Bucks County Grandparent & Stepparent Rights Attorney
In Pennsylvania, state law only allows specific people to exercise custody rights over a minor child. In addition to the child’s legal parents, a person who stands in loco parentis for the child, like a stepparent, and grandparents that meet certain criteria are allowed to request custody rights from the court. If you are interested in learning more about how a stepparent or grandparent can gain child custody rights, call or contact the knowledgeable Bucks County grandparents & stepparents rights attorneys at Kardos, Rickles & Hand today to schedule a consultation.
Stepparent Child Custody Rights
Stepparents can exercise child custody rights if they stood in loco parentis to the child. This means that the stepparent stood in the place of a legal parent. In order to qualify as in loco parentis, the stepparent must take over the responsibilities and obligations of parenting a child without a formal adoption and the parent that the stepparent is taking the place of has effectively discharged those responsibilities. A stepparent can also assert child custody rights if they go through the formal process of adoption for a child.
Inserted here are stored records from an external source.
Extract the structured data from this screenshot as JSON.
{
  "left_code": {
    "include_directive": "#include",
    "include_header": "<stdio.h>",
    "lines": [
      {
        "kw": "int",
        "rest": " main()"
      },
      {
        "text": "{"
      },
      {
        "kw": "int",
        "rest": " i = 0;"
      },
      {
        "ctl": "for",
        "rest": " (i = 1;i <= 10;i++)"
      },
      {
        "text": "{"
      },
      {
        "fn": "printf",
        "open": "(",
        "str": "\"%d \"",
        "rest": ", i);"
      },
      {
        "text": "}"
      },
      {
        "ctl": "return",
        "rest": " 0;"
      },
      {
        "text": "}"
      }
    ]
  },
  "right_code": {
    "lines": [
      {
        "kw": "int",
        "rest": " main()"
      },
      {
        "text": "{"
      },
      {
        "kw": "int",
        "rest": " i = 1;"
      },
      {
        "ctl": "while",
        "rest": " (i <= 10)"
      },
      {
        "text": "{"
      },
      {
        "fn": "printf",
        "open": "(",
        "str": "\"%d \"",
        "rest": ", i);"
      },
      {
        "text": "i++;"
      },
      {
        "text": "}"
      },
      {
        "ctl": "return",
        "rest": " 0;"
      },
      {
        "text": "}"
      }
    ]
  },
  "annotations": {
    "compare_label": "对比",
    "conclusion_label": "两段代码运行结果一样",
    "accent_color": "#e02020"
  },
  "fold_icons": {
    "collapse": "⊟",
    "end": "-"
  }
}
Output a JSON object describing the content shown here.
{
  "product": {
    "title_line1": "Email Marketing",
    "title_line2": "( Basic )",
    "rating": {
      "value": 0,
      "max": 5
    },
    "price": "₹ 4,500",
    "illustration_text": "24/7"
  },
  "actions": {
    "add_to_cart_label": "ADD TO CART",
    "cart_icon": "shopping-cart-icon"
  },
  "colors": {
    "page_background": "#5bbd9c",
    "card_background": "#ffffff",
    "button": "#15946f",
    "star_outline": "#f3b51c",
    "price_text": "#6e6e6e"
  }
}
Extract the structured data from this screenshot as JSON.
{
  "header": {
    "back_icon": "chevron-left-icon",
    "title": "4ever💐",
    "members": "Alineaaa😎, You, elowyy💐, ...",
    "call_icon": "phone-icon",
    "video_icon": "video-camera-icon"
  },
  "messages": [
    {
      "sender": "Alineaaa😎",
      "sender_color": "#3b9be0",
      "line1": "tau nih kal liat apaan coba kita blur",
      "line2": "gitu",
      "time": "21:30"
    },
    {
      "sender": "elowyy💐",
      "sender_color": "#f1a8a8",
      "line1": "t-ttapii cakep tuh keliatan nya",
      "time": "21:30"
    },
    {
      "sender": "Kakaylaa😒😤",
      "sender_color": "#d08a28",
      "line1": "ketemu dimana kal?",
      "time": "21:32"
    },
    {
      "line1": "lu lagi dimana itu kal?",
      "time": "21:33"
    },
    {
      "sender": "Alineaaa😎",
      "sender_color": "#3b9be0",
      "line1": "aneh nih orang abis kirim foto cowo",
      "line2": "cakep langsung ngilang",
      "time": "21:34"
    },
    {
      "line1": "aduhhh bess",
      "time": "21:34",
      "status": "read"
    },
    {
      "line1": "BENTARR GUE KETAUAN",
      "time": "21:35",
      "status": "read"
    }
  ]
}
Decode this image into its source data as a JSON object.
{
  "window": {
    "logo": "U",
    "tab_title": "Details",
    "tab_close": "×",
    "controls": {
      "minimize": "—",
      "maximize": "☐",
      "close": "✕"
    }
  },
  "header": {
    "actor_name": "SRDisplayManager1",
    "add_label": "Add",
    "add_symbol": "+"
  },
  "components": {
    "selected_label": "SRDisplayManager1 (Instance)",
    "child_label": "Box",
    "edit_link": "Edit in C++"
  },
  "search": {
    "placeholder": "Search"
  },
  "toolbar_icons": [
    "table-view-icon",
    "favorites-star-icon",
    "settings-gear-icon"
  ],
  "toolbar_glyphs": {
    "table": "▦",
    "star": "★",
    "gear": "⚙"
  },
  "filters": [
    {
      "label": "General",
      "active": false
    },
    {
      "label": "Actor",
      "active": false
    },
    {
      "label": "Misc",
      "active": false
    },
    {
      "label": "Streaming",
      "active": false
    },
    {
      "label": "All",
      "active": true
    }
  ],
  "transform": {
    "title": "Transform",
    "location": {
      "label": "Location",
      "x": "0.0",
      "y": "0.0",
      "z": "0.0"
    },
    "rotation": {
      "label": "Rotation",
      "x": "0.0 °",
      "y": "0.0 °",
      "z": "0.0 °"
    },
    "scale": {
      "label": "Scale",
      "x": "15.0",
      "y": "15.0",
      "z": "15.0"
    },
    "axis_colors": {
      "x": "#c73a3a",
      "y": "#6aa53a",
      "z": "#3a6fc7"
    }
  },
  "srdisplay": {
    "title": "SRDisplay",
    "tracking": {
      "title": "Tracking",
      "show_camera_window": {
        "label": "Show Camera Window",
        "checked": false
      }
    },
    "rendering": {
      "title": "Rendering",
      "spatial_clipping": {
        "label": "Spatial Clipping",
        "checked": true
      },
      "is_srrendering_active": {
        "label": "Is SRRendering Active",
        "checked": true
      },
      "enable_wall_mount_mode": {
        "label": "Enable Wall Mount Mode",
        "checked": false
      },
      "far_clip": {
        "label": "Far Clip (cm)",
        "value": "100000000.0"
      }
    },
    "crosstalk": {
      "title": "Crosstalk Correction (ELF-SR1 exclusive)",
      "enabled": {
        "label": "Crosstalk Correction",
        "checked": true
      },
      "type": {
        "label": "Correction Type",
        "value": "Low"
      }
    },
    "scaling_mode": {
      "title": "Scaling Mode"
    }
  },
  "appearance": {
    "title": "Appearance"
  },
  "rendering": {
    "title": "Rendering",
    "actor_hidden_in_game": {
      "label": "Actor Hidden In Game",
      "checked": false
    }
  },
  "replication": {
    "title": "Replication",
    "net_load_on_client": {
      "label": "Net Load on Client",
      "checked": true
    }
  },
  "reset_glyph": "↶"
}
In practical terms, if both legal parents still play active roles in their child’s life and share parenting responsibilities, a stepparent likely will not be granted in loco parentis status. However, if one parent has no contact with their child and a stepparent shares in the responsibilities of child rearing with their spouse, they may qualify for custody if the marriage ends in divorce. A stepparent can also assert their rights after a divorce if they have formally adopted the child.
Grandparent Child Custody Rights
Grandparents may also qualify for child custody rights if they stood in loco parentis for one or both parents. However, grandparents can also obtain custody rights without in loco parentis status if they meet the following criteria:
- The grandparent had a relationship with the child that began with the consent of the parent or parents, or because of a court order
- The grandparent has assumed or is willing to assume responsibility for the child
- The child is a dependent child or is at risk because of parental abuse, neglect, drug or alcohol abuse, or incapacity, or
- In the alternative, the child, for a period of twelve consecutive months, resided with the grandparent and was then removed by the parent. In this case, a custody action must be filed within six months of the child being removed by the parent
An experienced Pennsylvania family law attorney will be able to review the facts of your case and advise whether your circumstances qualify for grandparent or stepparent custody rights.
Call or Contact Our Office Now
Stepparent and grandparent child custody rights can be a complex and emotionally stressful situation. If you would like to speak with an experienced Bucks County family law attorney about a grandparent or stepparent exercising child custody rights in your family, call the office or contact us in Newtown at Kardos, Rickles & Hand today to schedule a consultation of your case.